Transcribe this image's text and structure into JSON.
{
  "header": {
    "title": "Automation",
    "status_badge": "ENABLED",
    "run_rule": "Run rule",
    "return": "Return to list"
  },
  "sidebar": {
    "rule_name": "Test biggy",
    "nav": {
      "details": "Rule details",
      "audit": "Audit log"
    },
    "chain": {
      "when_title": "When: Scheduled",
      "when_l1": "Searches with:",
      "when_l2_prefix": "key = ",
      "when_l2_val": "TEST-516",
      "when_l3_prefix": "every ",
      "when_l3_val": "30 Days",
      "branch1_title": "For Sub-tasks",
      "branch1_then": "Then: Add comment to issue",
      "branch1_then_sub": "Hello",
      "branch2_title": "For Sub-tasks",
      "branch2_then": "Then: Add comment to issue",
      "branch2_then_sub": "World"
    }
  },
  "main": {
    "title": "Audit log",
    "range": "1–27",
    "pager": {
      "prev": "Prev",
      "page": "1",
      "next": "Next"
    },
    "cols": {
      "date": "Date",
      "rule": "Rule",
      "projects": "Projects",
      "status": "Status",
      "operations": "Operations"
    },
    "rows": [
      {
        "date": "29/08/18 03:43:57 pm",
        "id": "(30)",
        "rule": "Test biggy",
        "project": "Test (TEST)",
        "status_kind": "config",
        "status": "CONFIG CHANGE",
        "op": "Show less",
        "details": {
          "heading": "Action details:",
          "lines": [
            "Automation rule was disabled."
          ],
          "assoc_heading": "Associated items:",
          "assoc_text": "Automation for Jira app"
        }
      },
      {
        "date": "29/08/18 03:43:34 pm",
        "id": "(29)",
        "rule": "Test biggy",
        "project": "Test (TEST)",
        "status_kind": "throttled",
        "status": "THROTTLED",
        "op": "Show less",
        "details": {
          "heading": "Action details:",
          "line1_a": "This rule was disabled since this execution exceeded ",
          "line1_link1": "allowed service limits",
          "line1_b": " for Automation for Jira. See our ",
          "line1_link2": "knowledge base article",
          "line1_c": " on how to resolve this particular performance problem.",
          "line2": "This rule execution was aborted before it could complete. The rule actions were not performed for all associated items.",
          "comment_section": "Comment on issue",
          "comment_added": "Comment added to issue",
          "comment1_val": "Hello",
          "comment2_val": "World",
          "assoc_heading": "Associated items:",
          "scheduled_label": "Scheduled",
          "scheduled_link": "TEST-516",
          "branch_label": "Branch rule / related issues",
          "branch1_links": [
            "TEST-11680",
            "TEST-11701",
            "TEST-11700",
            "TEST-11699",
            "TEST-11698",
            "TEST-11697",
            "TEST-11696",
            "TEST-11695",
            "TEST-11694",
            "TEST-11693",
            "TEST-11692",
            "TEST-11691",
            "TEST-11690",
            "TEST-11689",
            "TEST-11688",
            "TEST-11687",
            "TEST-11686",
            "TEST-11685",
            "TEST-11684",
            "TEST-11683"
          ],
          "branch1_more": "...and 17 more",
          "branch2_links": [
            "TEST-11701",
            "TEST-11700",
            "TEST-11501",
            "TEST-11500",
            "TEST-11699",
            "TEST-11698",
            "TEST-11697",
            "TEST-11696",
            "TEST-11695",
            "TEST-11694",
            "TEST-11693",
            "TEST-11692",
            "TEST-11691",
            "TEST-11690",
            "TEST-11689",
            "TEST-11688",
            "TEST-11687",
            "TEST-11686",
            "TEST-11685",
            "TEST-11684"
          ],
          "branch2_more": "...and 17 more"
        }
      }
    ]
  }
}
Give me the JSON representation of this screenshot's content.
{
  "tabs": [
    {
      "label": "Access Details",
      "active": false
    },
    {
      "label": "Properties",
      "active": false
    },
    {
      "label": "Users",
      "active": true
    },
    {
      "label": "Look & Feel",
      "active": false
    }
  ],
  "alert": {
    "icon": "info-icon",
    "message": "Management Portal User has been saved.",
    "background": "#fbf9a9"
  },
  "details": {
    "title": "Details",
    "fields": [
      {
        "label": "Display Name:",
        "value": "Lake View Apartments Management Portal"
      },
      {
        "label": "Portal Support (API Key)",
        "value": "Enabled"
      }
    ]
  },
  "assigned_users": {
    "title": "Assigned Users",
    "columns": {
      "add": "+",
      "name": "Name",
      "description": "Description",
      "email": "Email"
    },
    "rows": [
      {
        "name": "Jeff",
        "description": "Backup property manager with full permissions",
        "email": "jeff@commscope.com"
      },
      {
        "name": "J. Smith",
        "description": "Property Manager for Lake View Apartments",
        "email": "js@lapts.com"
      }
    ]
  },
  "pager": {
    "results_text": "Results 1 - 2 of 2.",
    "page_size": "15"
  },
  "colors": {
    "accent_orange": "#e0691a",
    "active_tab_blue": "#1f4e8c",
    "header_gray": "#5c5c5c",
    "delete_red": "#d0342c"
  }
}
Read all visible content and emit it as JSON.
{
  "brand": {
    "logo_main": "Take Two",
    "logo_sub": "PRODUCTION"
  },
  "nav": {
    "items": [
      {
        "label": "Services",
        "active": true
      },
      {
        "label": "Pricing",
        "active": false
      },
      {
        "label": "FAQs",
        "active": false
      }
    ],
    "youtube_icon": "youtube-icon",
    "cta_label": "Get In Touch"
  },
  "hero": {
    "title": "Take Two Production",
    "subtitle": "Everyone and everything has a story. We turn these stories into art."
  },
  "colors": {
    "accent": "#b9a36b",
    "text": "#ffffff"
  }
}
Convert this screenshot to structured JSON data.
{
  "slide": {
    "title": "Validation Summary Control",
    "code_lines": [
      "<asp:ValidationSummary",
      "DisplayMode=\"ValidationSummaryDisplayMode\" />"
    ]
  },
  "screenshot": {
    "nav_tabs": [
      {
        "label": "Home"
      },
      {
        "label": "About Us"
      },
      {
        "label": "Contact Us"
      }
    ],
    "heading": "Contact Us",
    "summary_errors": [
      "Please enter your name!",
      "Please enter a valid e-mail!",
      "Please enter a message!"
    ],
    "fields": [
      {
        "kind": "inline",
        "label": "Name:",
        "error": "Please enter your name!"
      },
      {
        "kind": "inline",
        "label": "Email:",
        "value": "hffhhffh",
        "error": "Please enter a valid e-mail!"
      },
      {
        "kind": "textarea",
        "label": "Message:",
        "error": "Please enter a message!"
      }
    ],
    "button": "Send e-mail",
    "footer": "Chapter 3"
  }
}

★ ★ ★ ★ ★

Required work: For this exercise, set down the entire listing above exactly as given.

Completed exercise:
Transcribe this image's text and structure into JSON.
{
  "header": {
    "title": "Automation",
    "status_badge": "ENABLED",
    "run_rule": "Run rule",
    "return": "Return to list"
  },
  "sidebar": {
    "rule_name": "Test biggy",
    "nav": {
      "details": "Rule details",
      "audit": "Audit log"
    },
    "chain": {
      "when_title": "When: Scheduled",
      "when_l1": "Searches with:",
      "when_l2_prefix": "key = ",
      "when_l2_val": "TEST-516",
      "when_l3_prefix": "every ",
      "when_l3_val": "30 Days",
      "branch1_title": "For Sub-tasks",
      "branch1_then": "Then: Add comment to issue",
      "branch1_then_sub": "Hello",
      "branch2_title": "For Sub-tasks",
      "branch2_then": "Then: Add comment to issue",
      "branch2_then_sub": "World"
    }
  },
  "main": {
    "title": "Audit log",
    "range": "1–27",
    "pager": {
      "prev": "Prev",
      "page": "1",
      "next": "Next"
    },
    "cols": {
      "date": "Date",
      "rule": "Rule",
      "projects": "Projects",
      "status": "Status",
      "operations": "Operations"
    },
    "rows": [
      {
        "date": "29/08/18 03:43:57 pm",
        "id": "(30)",
        "rule": "Test biggy",
        "project": "Test (TEST)",
        "status_kind": "config",
        "status": "CONFIG CHANGE",
        "op": "Show less",
        "details": {
          "heading": "Action details:",
          "lines": [
            "Automation rule was disabled."
          ],
          "assoc_heading": "Associated items:",
          "assoc_text": "Automation for Jira app"
        }
      },
      {
        "date": "29/08/18 03:43:34 pm",
        "id": "(29)",
        "rule": "Test biggy",
        "project": "Test (TEST)",
        "status_kind": "throttled",
        "status": "THROTTLED",
        "op": "Show less",
        "details": {
          "heading": "Action details:",
          "line1_a": "This rule was disabled since this execution exceeded ",
          "line1_link1": "allowed service limits",
          "line1_b": " for Automation for Jira. See our ",
          "line1_link2": "knowledge base article",
          "line1_c": " on how to resolve this particular performance problem.",
          "line2": "This rule execution was aborted before it could complete. The rule actions were not performed for all associated items.",
          "comment_section": "Comment on issue",
          "comment_added": "Comment added to issue",
          "comment1_val": "Hello",
          "comment2_val": "World",
          "assoc_heading": "Associated items:",
          "scheduled_label": "Scheduled",
          "scheduled_link": "TEST-516",
          "branch_label": "Branch rule / related issues",
          "branch1_links": [
            "TEST-11680",
            "TEST-11701",
            "TEST-11700",
            "TEST-11699",
            "TEST-11698",
            "TEST-11697",
            "TEST-11696",
            "TEST-11695",
            "TEST-11694",
            "TEST-11693",
            "TEST-11692",
            "TEST-11691",
            "TEST-11690",
            "TEST-11689",
            "TEST-11688",
            "TEST-11687",
            "TEST-11686",
            "TEST-11685",
            "TEST-11684",
            "TEST-11683"
          ],
          "branch1_more": "...and 17 more",
          "branch2_links": [
            "TEST-11701",
            "TEST-11700",
            "TEST-11501",
            "TEST-11500",
            "TEST-11699",
            "TEST-11698",
            "TEST-11697",
            "TEST-11696",
            "TEST-11695",
            "TEST-11694",
            "TEST-11693",
            "TEST-11692",
            "TEST-11691",
            "TEST-11690",
            "TEST-11689",
            "TEST-11688",
            "TEST-11687",
            "TEST-11686",
            "TEST-11685",
            "TEST-11684"
          ],
          "branch2_more": "...and 17 more"
        }
      }
    ]
  }
}
Give me the JSON representation of this screenshot's content.
{
  "tabs": [
    {
      "label": "Access Details",
      "active": false
    },
    {
      "label": "Properties",
      "active": false
    },
    {
      "label": "Users",
      "active": true
    },
    {
      "label": "Look & Feel",
      "active": false
    }
  ],
  "alert": {
    "icon": "info-icon",
    "message": "Management Portal User has been saved.",
    "background": "#fbf9a9"
  },
  "details": {
    "title": "Details",
    "fields": [
      {
        "label": "Display Name:",
        "value": "Lake View Apartments Management Portal"
      },
      {
        "label": "Portal Support (API Key)",
        "value": "Enabled"
      }
    ]
  },
  "assigned_users": {
    "title": "Assigned Users",
    "columns": {
      "add": "+",
      "name": "Name",
      "description": "Description",
      "email": "Email"
    },
    "rows": [
      {
        "name": "Jeff",
        "description": "Backup property manager with full permissions",
        "email": "jeff@commscope.com"
      },
      {
        "name": "J. Smith",
        "description": "Property Manager for Lake View Apartments",
        "email": "js@lapts.com"
      }
    ]
  },
  "pager": {
    "results_text": "Results 1 - 2 of 2.",
    "page_size": "15"
  },
  "colors": {
    "accent_orange": "#e0691a",
    "active_tab_blue": "#1f4e8c",
    "header_gray": "#5c5c5c",
    "delete_red": "#d0342c"
  }
}
Read all visible content and emit it as JSON.
{
  "brand": {
    "logo_main": "Take Two",
    "logo_sub": "PRODUCTION"
  },
  "nav": {
    "items": [
      {
        "label": "Services",
        "active": true
      },
      {
        "label": "Pricing",
        "active": false
      },
      {
        "label": "FAQs",
        "active": false
      }
    ],
    "youtube_icon": "youtube-icon",
    "cta_label": "Get In Touch"
  },
  "hero": {
    "title": "Take Two Production",
    "subtitle": "Everyone and everything has a story. We turn these stories into art."
  },
  "colors": {
    "accent": "#b9a36b",
    "text": "#ffffff"
  }
}
Convert this screenshot to structured JSON data.
{
  "slide": {
    "title": "Validation Summary Control",
    "code_lines": [
      "<asp:ValidationSummary",
      "DisplayMode=\"ValidationSummaryDisplayMode\" />"
    ]
  },
  "screenshot": {
    "nav_tabs": [
      {
        "label": "Home"
      },
      {
        "label": "About Us"
      },
      {
        "label": "Contact Us"
      }
    ],
    "heading": "Contact Us",
    "summary_errors": [
      "Please enter your name!",
      "Please enter a valid e-mail!",
      "Please enter a message!"
    ],
    "fields": [
      {
        "kind": "inline",
        "label": "Name:",
        "error": "Please enter your name!"
      },
      {
        "kind": "inline",
        "label": "Email:",
        "value": "hffhhffh",
        "error": "Please enter a valid e-mail!"
      },
      {
        "kind": "textarea",
        "label": "Message:",
        "error": "Please enter a message!"
      }
    ],
    "button": "Send e-mail",
    "footer": "Chapter 3"
  }
}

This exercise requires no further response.